Across America yesterday, students and their allies marched for legislation that would provide genuine gun safety — they marched for their lives and for ours. For many years the National Rifle Association has been able to motivate voters willing to vote on the single issue of protecting the unfettered sale of firearms, and though theirs is a minority position, there wasn’t enough political will behind the efforts to create common sense legislation to promote gun safety. This is changing.
Many Wesleyan alumni, faculty and staff have been supporting these efforts. Just this year, our Shasha Seminar for Human Concerns sponsored a symposium on the history of firearms in the United States. On average, 68 percent of murders and 51 percent of suicides in the United States today involve guns, with scores of school shootings occurring each of the last several years. The Shasha seminar asked a series of important questions: What is the current state of laws regarding gun possession and use in the United States, including on college campuses? What do we know, or think we know, about the gun debate in the country? Are there any areas of agreement among those on all sides of the debate who are concerned about the scourge of gun violence? What are the lessons from history? Are there paths forward to reduce the incidence of gun-related violence and death in the United States?
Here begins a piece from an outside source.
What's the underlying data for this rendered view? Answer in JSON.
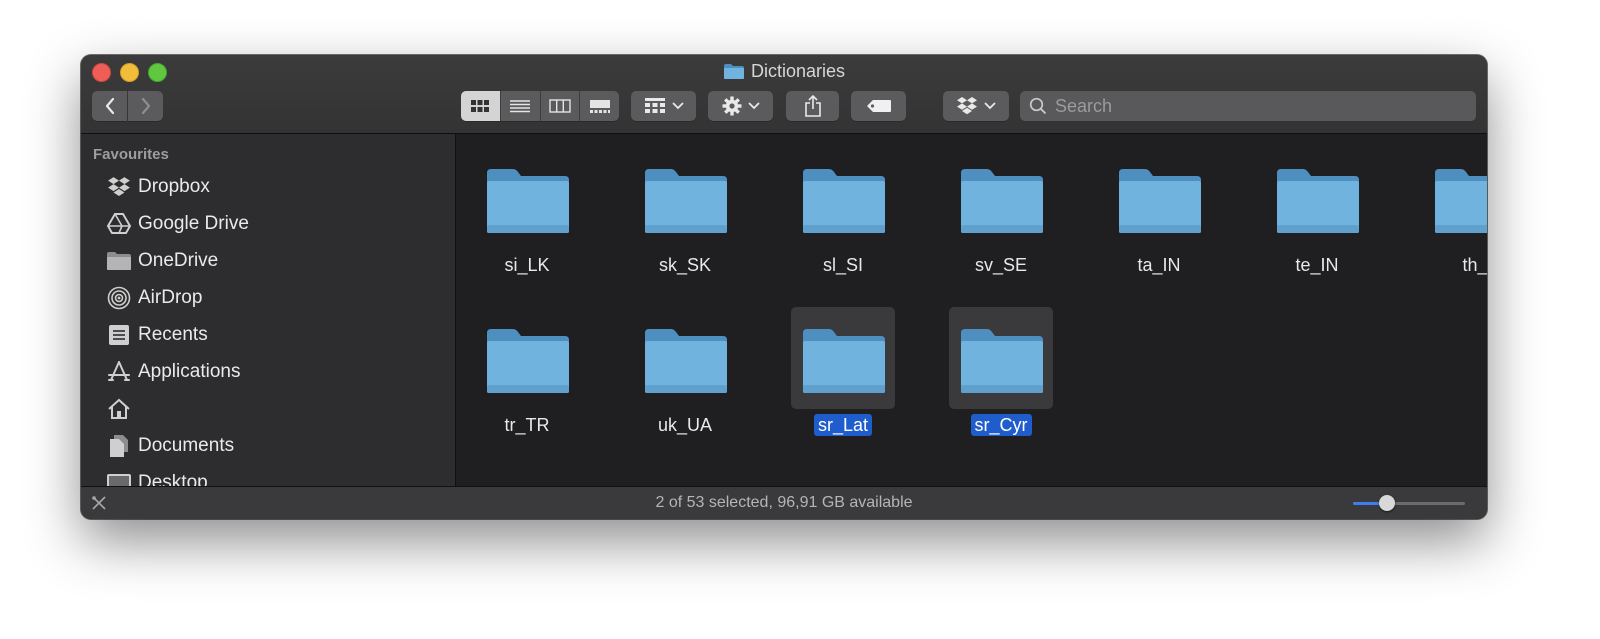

There are paths forward, and young people are forging them right now. There are many future Wesleyan students out there who are learning about civic engagement by taking to the streets to make their voices heard. We need their energy and their political passion. As Yolanda Renee King, the nine-year-old granddaughter of Martin Luther King, Jr., and Coretta Scott King, called out from the podium during yesterday’s march in Washington:
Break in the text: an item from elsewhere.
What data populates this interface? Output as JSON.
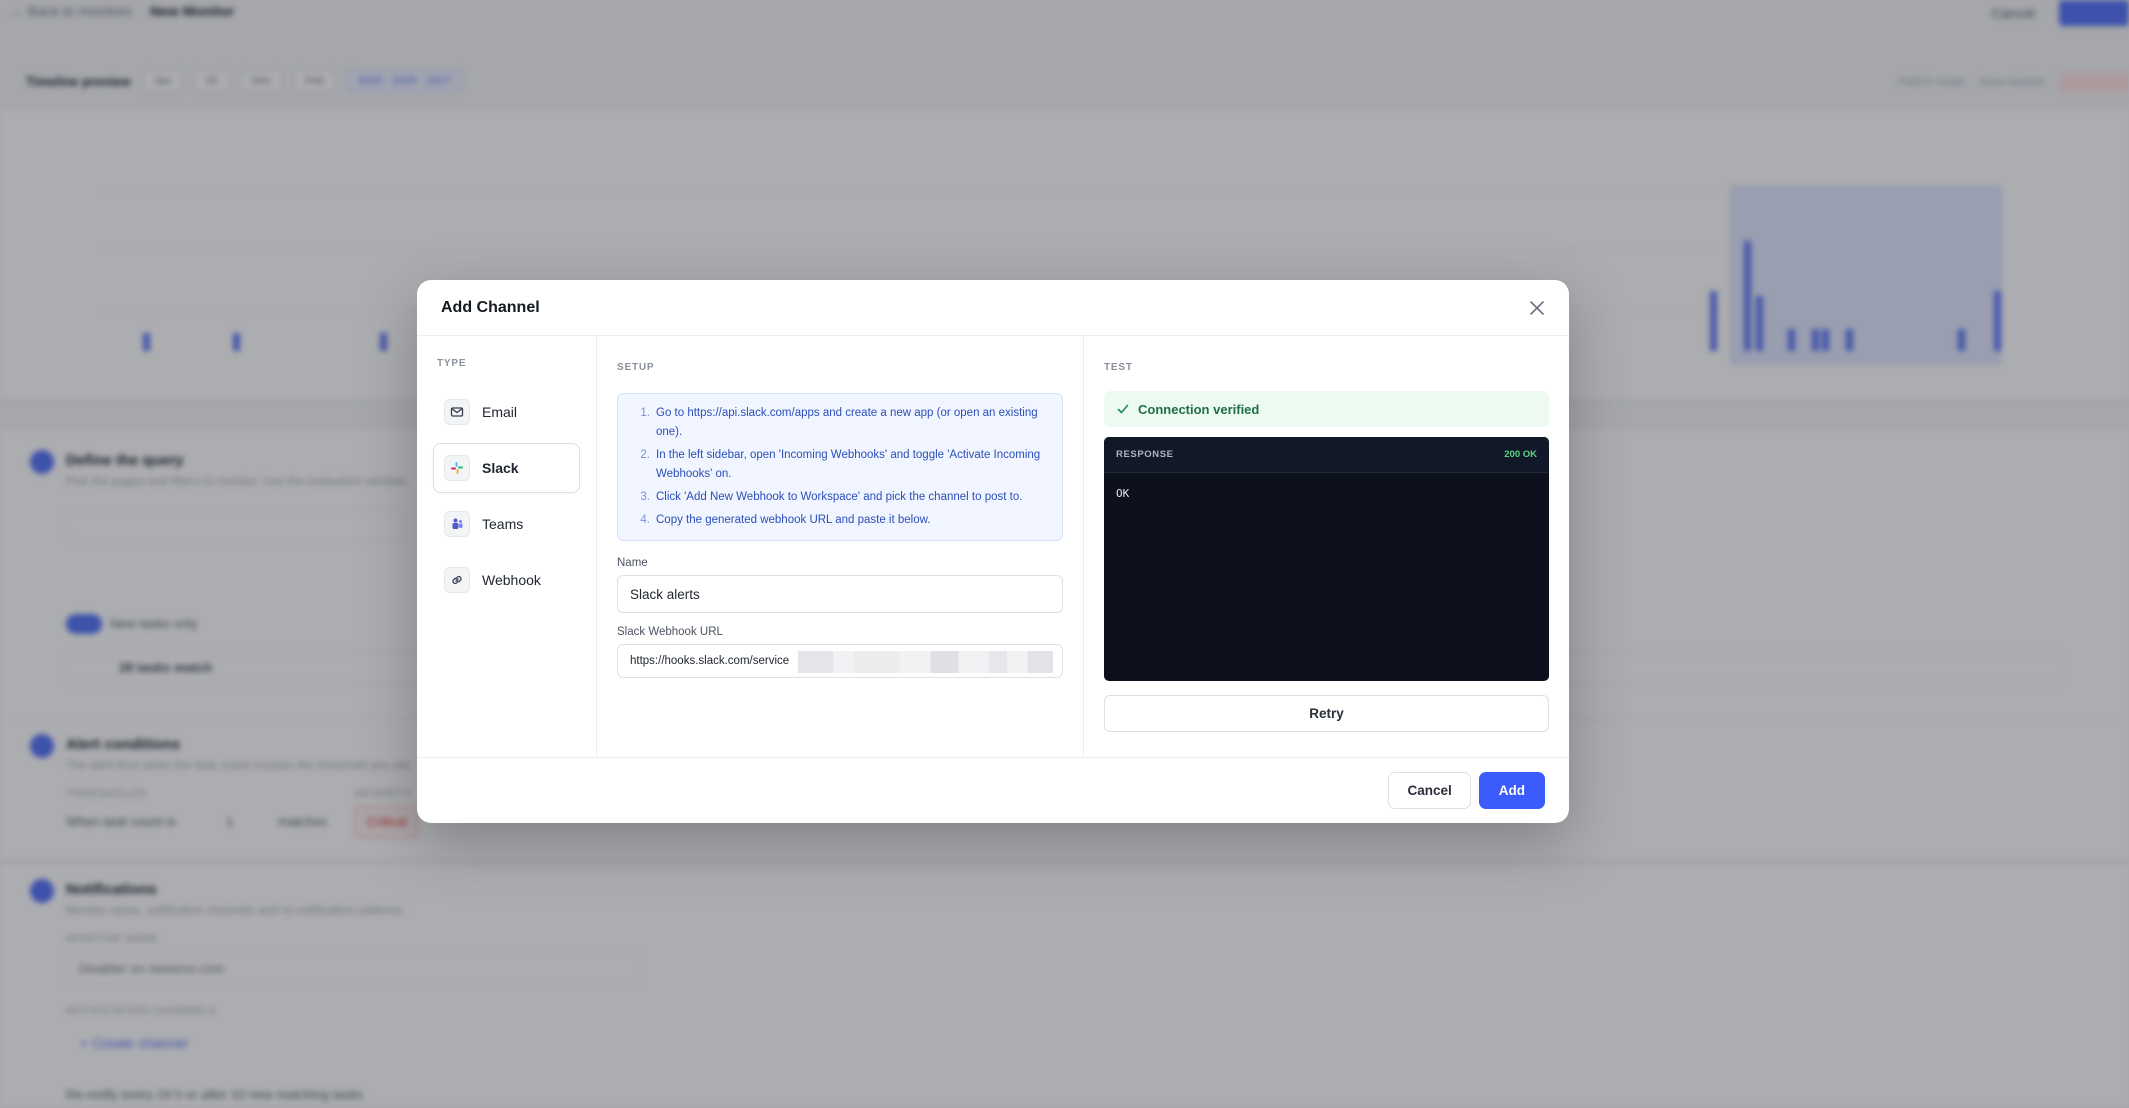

Spread the word
All across the nation
Going to be
A great generation.
Enough is enough.